Inset thumbnail photo of fire: Los Angeles Fire Department Historical Archive.
Photo of Recreation Center at Pan Pacific Park: 2007 by Werner Weiss.
Photo of Oscar’s at Disney’s Hollywood Studios: 2009 by Werner Weiss.
Photo of defunct Gilmore service station: 2007 by Chris Bales.
Photo of The Dark Room at Disney’s Hollywood Studios: 2007 by Allen Huffman.
Photo of MILK: 2010 by Chris Bales.
Photo of Cover Story at Disney’s Hollywood Studios: 2007 by Werner Weiss.
Photo of old McGraw-Hill Building: 2010 by a Yesterland reader, used with permission.
Photo of Pluto’s Toy Palace at Disney’s Hollywood Studios: 2011 by Werner Weiss.
Photo of Dog & Cat Hospital: 1974 by Werner Weiss.
Photo of office building with Dalmatian: 2007 by Chris Bales.
Photo of Keystone Clothiers tower at Disney’s Hollywood Studios: 2007 by Werner Weiss.
Photo of Wilshire Bowl from the collection of J. Eric Lynxwiler.
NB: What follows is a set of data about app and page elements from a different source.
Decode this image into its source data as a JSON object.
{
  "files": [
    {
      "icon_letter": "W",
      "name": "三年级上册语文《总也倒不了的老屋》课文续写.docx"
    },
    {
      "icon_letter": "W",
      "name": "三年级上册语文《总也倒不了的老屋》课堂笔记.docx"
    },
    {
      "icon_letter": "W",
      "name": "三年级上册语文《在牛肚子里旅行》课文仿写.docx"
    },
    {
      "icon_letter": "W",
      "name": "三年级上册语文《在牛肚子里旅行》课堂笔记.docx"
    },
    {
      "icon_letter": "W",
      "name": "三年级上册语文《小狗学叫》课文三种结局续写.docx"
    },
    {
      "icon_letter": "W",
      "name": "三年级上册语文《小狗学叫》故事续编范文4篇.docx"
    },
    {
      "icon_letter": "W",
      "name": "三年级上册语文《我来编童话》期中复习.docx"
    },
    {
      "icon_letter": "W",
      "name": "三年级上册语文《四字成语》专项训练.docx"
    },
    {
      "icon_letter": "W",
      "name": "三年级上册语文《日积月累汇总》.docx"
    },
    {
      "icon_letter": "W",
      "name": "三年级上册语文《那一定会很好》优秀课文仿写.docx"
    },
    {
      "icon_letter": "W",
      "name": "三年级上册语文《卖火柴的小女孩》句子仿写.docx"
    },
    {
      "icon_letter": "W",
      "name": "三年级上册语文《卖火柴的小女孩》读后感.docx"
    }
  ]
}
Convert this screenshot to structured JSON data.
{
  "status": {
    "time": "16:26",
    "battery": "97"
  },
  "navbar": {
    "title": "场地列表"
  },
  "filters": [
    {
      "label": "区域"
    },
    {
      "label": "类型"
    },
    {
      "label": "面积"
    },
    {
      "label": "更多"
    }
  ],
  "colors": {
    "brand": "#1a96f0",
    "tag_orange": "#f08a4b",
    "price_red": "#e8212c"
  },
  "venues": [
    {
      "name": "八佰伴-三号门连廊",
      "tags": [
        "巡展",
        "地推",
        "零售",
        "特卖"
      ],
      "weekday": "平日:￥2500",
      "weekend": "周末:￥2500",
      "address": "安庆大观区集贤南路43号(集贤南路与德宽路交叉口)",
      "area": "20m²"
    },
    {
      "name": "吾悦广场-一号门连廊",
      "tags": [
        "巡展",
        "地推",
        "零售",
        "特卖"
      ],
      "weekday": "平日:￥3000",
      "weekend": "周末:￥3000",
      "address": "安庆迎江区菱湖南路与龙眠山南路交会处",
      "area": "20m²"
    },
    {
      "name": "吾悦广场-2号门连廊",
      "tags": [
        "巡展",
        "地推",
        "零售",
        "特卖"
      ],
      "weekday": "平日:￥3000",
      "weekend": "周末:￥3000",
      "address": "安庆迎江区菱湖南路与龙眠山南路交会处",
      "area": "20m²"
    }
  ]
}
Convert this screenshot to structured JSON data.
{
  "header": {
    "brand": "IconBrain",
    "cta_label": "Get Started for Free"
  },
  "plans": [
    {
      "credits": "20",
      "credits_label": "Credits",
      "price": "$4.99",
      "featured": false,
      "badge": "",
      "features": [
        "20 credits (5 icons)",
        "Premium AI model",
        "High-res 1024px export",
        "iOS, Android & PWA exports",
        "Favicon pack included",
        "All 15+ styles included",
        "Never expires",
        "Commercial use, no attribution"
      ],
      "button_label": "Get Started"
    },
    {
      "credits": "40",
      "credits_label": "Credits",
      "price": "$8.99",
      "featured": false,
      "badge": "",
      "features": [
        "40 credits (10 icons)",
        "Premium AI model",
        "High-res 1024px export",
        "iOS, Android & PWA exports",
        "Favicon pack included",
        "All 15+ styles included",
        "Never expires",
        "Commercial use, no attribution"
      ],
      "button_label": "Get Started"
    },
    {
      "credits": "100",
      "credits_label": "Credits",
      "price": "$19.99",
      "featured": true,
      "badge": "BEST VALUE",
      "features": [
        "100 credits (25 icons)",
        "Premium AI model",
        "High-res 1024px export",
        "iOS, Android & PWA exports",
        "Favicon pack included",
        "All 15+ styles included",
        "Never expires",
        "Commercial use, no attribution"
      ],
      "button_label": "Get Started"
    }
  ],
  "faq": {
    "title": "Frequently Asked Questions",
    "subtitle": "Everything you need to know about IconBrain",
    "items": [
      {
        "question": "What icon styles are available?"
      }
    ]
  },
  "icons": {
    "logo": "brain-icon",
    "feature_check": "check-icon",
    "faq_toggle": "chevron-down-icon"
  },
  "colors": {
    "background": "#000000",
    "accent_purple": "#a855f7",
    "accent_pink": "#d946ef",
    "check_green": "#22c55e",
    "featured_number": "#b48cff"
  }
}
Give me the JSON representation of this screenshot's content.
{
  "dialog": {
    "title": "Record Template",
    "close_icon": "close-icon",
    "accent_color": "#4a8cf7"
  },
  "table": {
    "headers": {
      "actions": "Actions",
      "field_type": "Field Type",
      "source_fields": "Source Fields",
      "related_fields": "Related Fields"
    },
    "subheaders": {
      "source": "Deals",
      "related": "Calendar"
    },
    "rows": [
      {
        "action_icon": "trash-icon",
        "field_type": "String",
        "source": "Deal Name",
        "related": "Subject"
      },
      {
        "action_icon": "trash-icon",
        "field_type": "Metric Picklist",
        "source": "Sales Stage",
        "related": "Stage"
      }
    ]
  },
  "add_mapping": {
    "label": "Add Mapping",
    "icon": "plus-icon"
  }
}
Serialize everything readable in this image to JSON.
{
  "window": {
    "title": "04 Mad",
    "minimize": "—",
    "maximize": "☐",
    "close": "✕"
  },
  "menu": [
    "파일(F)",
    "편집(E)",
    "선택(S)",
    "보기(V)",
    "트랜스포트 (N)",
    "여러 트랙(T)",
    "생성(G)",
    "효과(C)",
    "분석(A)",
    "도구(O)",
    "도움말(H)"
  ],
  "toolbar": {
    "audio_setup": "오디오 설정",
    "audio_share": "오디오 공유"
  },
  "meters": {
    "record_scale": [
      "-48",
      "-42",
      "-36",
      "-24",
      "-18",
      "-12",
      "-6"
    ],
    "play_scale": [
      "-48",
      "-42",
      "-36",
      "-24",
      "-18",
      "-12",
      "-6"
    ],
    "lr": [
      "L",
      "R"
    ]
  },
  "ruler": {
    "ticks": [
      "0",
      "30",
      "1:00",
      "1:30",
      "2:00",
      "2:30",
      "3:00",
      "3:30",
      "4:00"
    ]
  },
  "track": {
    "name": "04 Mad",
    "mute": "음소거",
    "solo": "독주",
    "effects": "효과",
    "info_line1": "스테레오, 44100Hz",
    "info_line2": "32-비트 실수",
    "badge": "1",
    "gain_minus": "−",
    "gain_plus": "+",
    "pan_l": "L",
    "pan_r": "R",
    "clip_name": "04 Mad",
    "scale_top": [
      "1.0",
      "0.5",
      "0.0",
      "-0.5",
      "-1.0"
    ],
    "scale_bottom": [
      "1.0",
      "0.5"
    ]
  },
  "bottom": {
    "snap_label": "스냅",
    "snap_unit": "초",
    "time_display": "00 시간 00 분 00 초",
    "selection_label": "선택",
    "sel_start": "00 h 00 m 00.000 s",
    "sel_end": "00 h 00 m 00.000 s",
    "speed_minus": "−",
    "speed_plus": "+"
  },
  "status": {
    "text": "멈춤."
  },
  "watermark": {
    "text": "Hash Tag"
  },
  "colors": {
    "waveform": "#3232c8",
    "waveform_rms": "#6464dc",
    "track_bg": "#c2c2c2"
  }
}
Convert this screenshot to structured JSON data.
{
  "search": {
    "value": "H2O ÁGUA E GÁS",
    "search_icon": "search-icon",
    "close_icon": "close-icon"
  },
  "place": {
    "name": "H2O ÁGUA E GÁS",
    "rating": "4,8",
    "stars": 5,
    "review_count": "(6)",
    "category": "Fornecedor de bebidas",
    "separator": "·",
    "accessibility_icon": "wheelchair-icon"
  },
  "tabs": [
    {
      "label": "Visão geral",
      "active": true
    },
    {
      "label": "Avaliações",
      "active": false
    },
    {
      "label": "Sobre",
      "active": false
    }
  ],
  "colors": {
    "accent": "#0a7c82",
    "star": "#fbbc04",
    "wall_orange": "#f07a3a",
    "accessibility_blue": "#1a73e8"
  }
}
Photograph of Wilshire Bowl at Hollywood & Dine: 2001 by Allen Huffman.